WHAT YOU HAVE TO DO:
Where a line below holds the string "screenshot", that line goes into the answer.

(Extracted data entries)
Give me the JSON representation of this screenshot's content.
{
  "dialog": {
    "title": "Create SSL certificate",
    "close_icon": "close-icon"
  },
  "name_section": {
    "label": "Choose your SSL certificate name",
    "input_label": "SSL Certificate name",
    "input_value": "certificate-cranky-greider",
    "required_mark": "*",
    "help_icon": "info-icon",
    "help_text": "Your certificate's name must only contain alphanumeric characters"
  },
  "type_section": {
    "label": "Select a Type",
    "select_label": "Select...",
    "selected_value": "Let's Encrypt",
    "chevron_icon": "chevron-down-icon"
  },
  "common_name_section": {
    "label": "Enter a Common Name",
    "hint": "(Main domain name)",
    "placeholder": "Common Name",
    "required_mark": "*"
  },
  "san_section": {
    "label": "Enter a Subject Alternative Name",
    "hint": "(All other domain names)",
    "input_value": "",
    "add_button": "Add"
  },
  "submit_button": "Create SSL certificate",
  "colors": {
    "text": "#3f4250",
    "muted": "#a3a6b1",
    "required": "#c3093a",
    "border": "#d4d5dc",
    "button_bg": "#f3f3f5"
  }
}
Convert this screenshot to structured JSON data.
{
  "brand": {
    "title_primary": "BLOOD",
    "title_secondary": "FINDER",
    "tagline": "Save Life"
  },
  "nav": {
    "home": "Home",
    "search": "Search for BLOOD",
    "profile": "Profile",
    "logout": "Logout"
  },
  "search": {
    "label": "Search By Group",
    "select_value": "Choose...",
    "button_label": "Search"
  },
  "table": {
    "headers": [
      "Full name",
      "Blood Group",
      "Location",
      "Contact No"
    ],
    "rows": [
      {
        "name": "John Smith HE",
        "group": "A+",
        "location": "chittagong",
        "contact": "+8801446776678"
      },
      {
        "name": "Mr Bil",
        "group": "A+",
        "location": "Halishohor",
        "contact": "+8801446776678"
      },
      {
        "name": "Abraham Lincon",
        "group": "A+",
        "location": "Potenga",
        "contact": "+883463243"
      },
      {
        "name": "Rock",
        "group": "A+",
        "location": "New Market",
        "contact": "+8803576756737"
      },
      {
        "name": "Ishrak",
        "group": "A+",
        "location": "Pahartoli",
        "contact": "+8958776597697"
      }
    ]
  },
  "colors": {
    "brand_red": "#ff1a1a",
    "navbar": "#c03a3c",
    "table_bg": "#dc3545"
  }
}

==

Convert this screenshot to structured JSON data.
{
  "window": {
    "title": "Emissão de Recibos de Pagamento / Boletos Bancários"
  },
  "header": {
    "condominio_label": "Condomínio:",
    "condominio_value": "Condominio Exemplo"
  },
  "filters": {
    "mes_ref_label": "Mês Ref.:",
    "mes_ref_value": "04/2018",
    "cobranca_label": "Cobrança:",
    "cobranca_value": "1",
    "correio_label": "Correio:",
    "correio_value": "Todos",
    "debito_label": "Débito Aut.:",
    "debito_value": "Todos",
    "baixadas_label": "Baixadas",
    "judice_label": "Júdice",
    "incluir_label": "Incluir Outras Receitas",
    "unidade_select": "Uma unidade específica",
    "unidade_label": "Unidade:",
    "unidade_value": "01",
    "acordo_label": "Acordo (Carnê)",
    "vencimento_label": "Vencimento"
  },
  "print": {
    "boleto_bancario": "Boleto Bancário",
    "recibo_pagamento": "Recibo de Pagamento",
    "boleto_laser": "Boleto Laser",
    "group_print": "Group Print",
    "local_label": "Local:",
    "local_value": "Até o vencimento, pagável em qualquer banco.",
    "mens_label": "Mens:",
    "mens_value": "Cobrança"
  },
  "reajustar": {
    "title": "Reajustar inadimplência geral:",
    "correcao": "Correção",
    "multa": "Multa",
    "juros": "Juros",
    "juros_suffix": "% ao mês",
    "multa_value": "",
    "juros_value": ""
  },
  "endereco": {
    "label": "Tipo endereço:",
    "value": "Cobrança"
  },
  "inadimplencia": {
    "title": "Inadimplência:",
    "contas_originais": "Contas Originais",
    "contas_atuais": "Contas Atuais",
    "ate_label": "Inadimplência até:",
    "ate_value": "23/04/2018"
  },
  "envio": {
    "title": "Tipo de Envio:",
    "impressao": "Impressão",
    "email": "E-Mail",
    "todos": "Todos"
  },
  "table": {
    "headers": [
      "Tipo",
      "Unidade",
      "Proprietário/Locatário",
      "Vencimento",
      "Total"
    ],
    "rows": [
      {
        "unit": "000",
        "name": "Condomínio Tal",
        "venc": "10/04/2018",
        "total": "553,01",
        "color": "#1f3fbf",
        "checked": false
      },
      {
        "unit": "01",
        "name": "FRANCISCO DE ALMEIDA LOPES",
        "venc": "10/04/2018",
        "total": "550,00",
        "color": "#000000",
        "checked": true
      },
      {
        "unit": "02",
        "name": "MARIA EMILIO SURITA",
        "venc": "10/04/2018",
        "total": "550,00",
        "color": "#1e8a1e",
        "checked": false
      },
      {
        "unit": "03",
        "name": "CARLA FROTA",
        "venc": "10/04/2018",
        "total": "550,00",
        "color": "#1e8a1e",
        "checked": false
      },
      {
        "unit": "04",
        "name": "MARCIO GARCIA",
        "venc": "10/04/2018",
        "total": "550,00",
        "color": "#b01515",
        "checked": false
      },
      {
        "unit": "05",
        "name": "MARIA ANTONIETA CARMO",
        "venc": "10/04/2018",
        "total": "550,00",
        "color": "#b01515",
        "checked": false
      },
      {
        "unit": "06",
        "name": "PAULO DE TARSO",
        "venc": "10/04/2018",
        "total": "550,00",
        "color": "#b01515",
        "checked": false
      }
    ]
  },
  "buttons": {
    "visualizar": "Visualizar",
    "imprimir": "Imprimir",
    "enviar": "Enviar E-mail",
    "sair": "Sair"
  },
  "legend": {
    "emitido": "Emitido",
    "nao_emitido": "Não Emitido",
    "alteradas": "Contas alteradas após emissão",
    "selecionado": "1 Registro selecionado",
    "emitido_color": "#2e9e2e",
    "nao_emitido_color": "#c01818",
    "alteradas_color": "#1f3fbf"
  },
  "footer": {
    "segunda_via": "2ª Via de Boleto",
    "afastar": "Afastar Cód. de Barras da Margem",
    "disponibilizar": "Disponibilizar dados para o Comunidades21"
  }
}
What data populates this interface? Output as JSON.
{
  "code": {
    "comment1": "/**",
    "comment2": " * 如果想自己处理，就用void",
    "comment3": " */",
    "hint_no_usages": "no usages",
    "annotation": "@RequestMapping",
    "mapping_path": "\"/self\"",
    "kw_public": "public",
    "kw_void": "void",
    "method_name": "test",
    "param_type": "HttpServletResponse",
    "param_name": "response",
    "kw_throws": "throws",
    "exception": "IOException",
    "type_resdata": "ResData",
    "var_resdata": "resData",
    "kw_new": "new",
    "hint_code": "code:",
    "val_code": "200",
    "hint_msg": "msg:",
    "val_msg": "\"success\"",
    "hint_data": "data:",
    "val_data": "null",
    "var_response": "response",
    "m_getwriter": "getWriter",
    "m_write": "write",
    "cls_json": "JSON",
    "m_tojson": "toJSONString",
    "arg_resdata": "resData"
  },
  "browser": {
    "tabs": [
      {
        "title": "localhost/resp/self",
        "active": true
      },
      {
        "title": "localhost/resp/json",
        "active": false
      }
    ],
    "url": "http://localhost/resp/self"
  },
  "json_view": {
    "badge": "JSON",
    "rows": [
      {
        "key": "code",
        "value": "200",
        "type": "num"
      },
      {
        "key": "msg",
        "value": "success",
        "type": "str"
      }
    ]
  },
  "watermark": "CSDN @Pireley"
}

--

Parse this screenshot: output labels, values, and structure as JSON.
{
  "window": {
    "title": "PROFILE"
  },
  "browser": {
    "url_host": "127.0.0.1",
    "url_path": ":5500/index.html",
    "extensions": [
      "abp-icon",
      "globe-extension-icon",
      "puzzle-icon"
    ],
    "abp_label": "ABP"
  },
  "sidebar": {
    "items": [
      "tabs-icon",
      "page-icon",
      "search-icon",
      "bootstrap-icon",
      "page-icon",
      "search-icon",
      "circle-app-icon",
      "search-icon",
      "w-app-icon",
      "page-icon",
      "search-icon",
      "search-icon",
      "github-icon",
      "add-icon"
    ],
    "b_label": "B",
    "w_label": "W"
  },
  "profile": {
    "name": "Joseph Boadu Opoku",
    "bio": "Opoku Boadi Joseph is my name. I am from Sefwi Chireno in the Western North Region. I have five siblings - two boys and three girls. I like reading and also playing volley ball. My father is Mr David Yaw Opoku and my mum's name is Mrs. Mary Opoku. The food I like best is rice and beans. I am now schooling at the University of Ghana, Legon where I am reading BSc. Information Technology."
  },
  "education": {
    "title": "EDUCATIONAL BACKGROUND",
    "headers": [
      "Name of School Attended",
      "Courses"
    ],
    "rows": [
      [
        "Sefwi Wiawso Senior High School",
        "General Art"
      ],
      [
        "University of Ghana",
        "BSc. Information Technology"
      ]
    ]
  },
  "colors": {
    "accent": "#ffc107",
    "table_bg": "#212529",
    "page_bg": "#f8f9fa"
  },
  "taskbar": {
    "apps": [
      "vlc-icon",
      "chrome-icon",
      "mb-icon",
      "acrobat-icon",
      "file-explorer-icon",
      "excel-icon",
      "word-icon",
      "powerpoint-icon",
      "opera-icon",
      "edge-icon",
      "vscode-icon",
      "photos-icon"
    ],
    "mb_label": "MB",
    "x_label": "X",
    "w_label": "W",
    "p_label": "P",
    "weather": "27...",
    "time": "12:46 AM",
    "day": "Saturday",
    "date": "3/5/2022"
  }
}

THE COMPLETED TASK:
Give me the JSON representation of this screenshot's content.
Convert this screenshot to structured JSON data.
Convert this screenshot to structured JSON data.
Parse this screenshot: output labels, values, and structure as JSON.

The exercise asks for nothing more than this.